There are four methods of assigning costs of inventory and costs of goods sold:
Specific Identification: If we can identify each item in inventory with a specific purchase and invoice, we can use this method to assign actual cost of units sold to cost of goods sold and leave actual cost of units on hand in the inventory count.
FIFO: When sales occur, the costs of the earliest purchases are charged to cost of goods sold, leaving costs of most recent purchases in inventory.
LIFO: When sales occur, the costs of the most recent purchases are charged to cost of good sold, leaving costs of earliest purchases in inventory.
Weighted Average (also called Average Cost): With this method we must compute the weighted average cost per unit of inventory at the time of each sale (cost of goods available divided by units available). We charge to cost of good sold this weighted average cost per unit times units sold.

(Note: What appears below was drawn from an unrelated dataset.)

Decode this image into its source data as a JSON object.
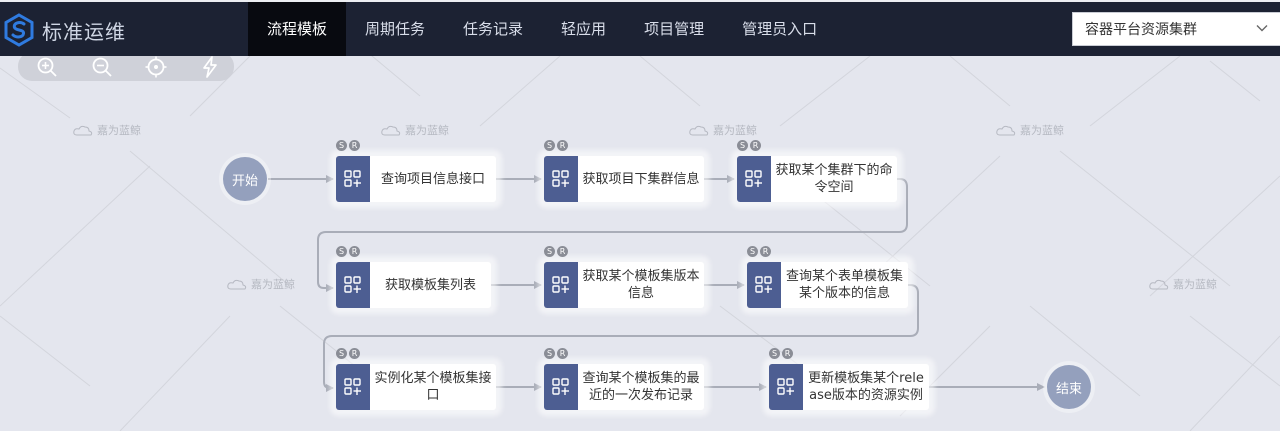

How does the perpectual inventory method differ from the periodic inventory method? Explain each method with one example to substantiate your answer.
When and how do you value inventory using the Lower of Cost or Market (LCM) method? Describe examples to substantiate your answer.
How may a healthcare organization’s choice of inventory costing methods affect its financial outcomes? Use your chosen hospital from Module 1 as an example to substantiate your answer.